This is roots reggae at its best and Black Symbol doesn’t sound like any other reggae band from the UK. They were darker, slower and more uncompromising always being conscious and cultural often with religious and radical themes.
The CD version comes with 16 tracks, of which four are versions, while the double vinyl collects twelve tracks. Both do however contain sleeve notes based on interviews with original band members Fatman, Blobbo and Rhino plus archive photos provided by bandleader Fatman.

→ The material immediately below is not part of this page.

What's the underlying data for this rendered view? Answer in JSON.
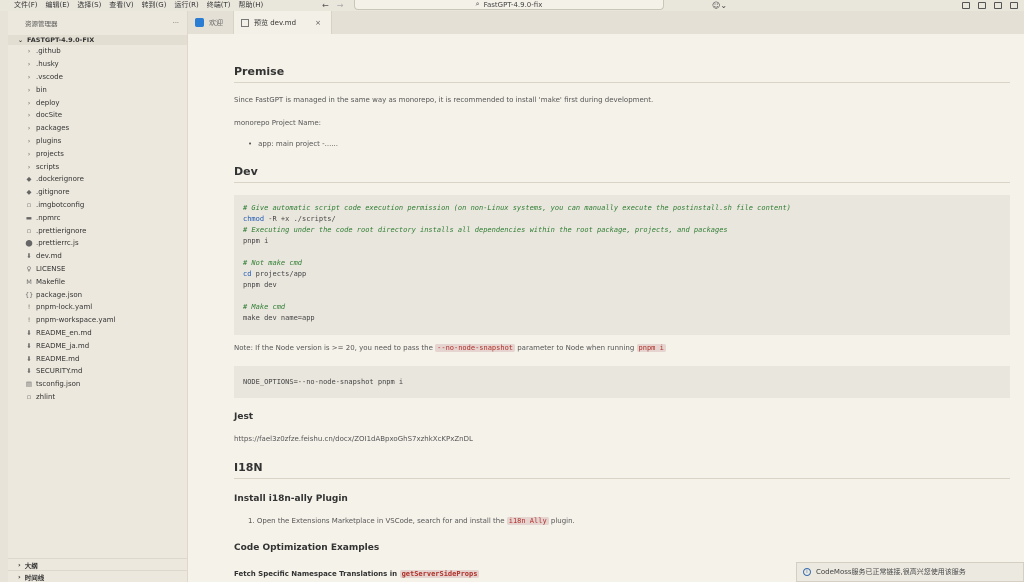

Black Symbol didn’t put out much under their own name back in the days, but they did much for the local reggae scene in Birmingham because of the two self-financed volumes of Handsworth Explosion. Hopefully this solid collection of confident and faithful roots will provide them with new fans and followers from the UK and beyond.
UK reggae legends Capital Letters reformed in 2013 and it hasn’t taken them much long to get back in the business and they have already announced a number of live dates in 2015.
Last year Reggae Archive Records released a set titled Reality, an effort collecting 15 tracks originally recorded in 1985, but not out until last year. And now they have a brand new set on Reggae Archive Records’ sister label Sugar Shack Records to share with their audiences around the world.
Wolverhampton is the first all new Capital Letters album in 30 years. It has been preceded by the rootsy single Wolf, which was – just like all other cuts – recorded together with former Taxi Gang and Maytals keyboard player Noel Browne. He has previously worked with artists like Luciano, Freddie McGregor, The Wailing Souls and Papa San.
This set is mainly roots themed and it kicks off in fine style with no less than three hard hitting roots gems in a row. But even though Wolverhampton revolves around politics and conscious messages the music is often upbeat with memorable melodies. Capital Letters also manage to throw in a number of more heartfelt tunes. The title track is one such and Jamaica and Movie Star are two others.
A number of UK reggae bands from the 70s and 80s have recently reformed and most of them have presented solid sets after leaving the music industry for many, many years. Wolverhampton is one such effort and it doesn’t sound like Capital Letters have been away for 30 years.
A while back the crew at UK’s Reggae Archive Records headed from Bristol to Wolverhampton to meet Capital Letters’ bass player JB. When they headed south again they brought with them tapes and a scrapbook with photos and press clippings from Capital Letters’ short career in the late 70s and early 80s.
Capital Letters only released one album – the acclaimed Headline News in 1979. They also dropped a number of successful singles, and they’re probably best known for the marijuana anthem Smoking My Ganja.
Could the treasure found in JB’s house be a second album from Capital Letters? Yes, but the original tapes were unusable. But that didn’t stop Reggae Archive Records. Instead of shelving the tapes they gave the unmixed recordings to producer and mixing engineer Dave “Oldwah” Sandford.
Reality is the result. It’s a brand new, yet vintage, 14 track Capital Letters album from 1985, the year when everything was recorded. Five of the tracks are the band’s original 1985 mixes, one track is a live recording and the other eight are newly mixed from the original session tapes.
Among the 14 tracks are several dub versions and another mix to their hit song Smoking My Ganja. The album is mostly up-tempo in a punchy, almost ska-driven, style. Check the skanking This is Club Dance or Cocaine.
It also no less than four versions of the title track – the original vocal and the original dub as well as Sandford’s vocals and dub.
Not as great as the band’s rootsier debut album, but it’s nonetheless nice to hear previously unreleased vintage British reggae.